Essentially the idea here is that there is a lack of balance between what solicitors are paid and what barristers are paid. An average partner of a criminal practice makes about £40,000, that is the starting salary of many students a Magic Circle and Silver Circle firms. According to BarBoy (please inform me if I am wrong) a junior criminal barrister can easily make £40,000. Why is it that solicitors should be paid more than barristers? This problem needs addressing, barristers must show and prove why they deserve to be paid more, by proving their worth. The days of old are gone, which is why many barristers I believe are struggling to make ends meet.


Much of the focus of this post has been on the discussion of the solicitor advocates affect on the criminal bar, this is only part of the larger dilemma of a bewilderingly crippled criminal justice system.

Whilst criminal barristers are losing more work due to solicitor advocates they are also having their work depleted by in the in house advocates of the CPS. Whether or not these advocates are deemed as "failures" is not to be discussed here they have a job to do and they are put under an increasing amount of pressure to do it.

The polarisation of the Bar may even have a bigger effect than solicitor advocates in total. Half of the work disappearing to the employed Bar must have a notable effect, but does it matter less because these advocates once belonged to the independent bar so are more trustworthy to conduct cases? I am unsure with my limited knowledge to make any such contention.

Nevertheless there appears to be a lot of work being swallowed up by otherwise than the independent bar.


The majority of the reasons why the criminal bar looks doomed, is because it simply isn't viewed as cost efficient. Solicitor advocates and the CPS have no real alternative otherwise than to instruct their own counsel if they want to get by. Will this mean a rise in miscarriages of justice or a deflated notion of justice for all if the independent criminal Bar cannot function as it once did? I again am unsure.

I am sure that it will never be the case that you can pay less and get more in the criminal justice system and it will lead to the brightest and best candidates looking elsewhere to finance lives of luxury that their other seemingly bright friends have chosen in general common law, company law, litigation etc. This is a serious problem that needs addressing.

Will there be enough work for me when I qualify? It is unsure, it all depends on what agreement the Bar and the Law Society can make with one another before the situation implodes and chaos runs amok. Hopefully they will. The current forecast is that there will be light spells and maybe storms, leading to very specialised work in the higher courts for the time being.

Is it worth it? Imagine yourself in 20 years time, and ask yourself if there was anything that you would regret not having done. If you think you would regret not being at the Criminal Bar despite all its difficulties then that is the area for you. If not then it is likely you could probably get away with something else. What is certain is that competition for the Criminal Bar is as tough as any other area.
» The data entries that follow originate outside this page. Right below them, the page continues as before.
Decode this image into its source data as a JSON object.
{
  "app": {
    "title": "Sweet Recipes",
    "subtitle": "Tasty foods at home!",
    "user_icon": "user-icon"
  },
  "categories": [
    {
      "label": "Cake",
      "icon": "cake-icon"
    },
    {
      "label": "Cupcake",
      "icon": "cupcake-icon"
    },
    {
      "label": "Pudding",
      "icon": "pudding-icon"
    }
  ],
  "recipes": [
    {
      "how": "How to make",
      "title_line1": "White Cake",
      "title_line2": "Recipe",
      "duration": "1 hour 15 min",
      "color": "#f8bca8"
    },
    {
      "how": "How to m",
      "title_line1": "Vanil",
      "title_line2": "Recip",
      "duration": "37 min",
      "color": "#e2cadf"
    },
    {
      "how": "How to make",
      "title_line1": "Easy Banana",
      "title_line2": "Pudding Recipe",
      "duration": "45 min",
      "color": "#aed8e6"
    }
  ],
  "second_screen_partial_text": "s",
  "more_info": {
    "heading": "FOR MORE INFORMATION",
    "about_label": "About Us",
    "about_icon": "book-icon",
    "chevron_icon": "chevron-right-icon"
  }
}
We all hear the phrase "if you are determined enough you will succeed" but how determined does one need to be, in able to try and predict the future of the profession you wish to enter hoping that it will be the right choice and also still alive and kick well enough that you will be able to make a decent living out of it?

I suppose there is always hope....

*note - I hope for a particular reader that this is a little bit more ambitious than my usual posts ;) *

Saturday, 3 January 2009

New Year Resolutions

NList of things to achieve.
1. Get a first.
2. Lose two stone
3. Make this blog more discursive.
4. Get a part time job so I can pay for going Euro railing and a trip to Japan.
5. Win the internal mooting competition.

All of which could be quite achievable.. if only I wasn't studying jurisprudence!

Hope you all had a very nice Christmas and wish you all the best in 2009!